▼▼▼

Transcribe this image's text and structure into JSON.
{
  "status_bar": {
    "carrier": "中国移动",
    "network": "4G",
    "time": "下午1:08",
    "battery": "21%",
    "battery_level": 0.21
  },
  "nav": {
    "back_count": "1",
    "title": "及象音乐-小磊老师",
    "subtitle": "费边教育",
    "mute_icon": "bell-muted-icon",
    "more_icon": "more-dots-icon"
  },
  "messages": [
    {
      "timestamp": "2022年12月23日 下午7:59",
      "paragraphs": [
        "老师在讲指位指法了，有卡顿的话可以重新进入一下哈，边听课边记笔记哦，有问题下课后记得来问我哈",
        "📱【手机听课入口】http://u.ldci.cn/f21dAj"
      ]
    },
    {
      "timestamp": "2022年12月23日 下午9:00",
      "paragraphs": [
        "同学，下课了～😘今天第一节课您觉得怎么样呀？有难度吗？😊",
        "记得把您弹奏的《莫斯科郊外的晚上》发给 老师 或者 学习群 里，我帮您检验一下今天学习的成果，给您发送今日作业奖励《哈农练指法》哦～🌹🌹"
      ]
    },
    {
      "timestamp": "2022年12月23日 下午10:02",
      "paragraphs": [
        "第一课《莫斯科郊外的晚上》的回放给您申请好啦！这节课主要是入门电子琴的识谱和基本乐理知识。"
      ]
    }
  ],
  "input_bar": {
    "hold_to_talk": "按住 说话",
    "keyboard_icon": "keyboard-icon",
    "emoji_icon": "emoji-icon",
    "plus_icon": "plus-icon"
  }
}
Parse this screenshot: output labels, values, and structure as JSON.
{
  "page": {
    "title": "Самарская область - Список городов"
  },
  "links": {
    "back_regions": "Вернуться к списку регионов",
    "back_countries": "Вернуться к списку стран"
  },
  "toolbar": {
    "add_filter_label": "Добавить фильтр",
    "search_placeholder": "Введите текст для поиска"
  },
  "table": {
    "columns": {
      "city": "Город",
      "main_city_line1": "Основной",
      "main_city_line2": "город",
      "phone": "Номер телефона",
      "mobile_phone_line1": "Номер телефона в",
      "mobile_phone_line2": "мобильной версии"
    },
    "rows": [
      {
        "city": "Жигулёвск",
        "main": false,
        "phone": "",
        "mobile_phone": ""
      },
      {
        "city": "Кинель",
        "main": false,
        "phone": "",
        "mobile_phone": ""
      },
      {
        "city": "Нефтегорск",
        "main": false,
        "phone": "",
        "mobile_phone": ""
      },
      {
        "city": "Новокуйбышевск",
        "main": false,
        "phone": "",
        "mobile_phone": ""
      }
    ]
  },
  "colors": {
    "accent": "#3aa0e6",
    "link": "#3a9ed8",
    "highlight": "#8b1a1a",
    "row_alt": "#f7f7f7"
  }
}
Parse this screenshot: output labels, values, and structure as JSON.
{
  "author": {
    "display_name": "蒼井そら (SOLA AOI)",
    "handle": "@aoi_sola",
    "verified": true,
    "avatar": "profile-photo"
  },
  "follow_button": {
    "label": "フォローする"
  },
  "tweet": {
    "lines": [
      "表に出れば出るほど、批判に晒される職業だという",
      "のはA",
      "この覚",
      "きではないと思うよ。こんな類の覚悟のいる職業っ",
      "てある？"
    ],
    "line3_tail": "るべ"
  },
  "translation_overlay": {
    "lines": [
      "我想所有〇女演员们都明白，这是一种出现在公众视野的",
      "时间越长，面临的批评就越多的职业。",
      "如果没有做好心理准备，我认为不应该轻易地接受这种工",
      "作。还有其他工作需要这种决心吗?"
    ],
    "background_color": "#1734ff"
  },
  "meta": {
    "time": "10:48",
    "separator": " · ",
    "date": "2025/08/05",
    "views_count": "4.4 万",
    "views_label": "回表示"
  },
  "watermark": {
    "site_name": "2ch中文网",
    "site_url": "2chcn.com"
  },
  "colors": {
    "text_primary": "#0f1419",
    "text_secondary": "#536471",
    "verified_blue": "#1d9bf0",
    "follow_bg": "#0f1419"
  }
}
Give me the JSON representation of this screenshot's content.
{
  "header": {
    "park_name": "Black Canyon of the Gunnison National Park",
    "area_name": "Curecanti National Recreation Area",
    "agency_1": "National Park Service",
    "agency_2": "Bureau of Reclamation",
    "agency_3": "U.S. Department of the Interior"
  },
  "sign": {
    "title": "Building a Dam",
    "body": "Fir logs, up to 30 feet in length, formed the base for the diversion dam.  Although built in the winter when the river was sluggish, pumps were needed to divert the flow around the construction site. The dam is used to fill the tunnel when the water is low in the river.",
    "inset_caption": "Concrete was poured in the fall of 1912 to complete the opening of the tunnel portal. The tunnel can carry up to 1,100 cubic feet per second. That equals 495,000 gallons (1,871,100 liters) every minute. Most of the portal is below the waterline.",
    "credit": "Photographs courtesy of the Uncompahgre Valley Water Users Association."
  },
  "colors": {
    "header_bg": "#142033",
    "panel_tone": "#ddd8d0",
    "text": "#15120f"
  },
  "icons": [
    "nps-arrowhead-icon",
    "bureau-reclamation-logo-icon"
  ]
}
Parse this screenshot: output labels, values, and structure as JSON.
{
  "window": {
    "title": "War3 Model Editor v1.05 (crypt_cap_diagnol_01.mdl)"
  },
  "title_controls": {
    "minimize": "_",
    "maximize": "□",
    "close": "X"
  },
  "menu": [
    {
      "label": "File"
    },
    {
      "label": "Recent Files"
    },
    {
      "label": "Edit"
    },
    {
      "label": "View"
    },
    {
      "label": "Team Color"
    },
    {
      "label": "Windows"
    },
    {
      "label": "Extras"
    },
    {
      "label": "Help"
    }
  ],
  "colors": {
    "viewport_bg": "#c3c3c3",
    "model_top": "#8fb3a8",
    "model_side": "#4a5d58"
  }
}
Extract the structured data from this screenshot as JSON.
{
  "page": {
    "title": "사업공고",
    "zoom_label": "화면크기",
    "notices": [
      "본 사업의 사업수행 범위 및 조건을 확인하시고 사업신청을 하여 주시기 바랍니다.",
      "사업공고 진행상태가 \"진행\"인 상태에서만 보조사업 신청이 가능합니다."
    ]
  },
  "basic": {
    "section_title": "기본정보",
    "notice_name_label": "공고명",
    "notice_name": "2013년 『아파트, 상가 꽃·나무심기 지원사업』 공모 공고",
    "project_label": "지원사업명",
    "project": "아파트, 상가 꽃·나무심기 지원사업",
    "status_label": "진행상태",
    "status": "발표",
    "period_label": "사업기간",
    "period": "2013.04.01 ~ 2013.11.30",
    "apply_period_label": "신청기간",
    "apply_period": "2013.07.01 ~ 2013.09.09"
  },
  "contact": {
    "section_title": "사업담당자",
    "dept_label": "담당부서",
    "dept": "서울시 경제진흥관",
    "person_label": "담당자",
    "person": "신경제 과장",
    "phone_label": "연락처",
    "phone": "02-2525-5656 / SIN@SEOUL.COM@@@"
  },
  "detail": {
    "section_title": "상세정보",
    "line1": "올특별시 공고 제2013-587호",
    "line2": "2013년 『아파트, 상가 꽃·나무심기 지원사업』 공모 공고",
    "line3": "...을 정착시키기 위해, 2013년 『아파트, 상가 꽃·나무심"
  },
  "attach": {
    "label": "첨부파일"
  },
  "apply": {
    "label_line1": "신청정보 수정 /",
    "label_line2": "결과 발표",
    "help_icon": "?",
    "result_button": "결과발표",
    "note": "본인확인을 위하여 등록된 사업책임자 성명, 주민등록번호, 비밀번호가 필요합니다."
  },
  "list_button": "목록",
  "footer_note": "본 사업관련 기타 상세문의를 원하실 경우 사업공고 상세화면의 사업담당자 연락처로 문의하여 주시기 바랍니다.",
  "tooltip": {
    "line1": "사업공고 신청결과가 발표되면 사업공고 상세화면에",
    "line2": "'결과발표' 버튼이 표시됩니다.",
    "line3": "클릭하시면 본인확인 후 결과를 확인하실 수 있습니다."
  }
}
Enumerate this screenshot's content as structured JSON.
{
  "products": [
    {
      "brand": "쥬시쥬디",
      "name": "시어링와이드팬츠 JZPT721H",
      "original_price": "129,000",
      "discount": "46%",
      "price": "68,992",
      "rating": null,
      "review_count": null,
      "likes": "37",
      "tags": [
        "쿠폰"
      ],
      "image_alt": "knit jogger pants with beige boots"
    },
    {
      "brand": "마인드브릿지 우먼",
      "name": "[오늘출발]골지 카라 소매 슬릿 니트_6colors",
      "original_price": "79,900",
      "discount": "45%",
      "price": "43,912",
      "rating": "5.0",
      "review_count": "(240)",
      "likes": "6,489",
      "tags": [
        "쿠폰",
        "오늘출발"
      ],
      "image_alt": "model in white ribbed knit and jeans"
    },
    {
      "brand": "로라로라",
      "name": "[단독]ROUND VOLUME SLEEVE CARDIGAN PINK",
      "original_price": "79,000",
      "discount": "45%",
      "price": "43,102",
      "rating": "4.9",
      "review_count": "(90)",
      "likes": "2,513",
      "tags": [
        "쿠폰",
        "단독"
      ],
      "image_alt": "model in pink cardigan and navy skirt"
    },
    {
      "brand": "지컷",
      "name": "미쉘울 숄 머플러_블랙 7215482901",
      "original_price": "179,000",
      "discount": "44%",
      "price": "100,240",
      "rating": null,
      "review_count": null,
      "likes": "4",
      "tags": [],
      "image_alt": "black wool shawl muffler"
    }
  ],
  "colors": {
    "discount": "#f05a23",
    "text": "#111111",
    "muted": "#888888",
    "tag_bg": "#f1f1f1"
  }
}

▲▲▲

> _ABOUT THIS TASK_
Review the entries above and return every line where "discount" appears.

> _EXERCISE RESULT_
      "discount": "46%",
      "discount": "45%",
      "discount": "45%",
      "discount": "44%",
    "discount": "#f05a23",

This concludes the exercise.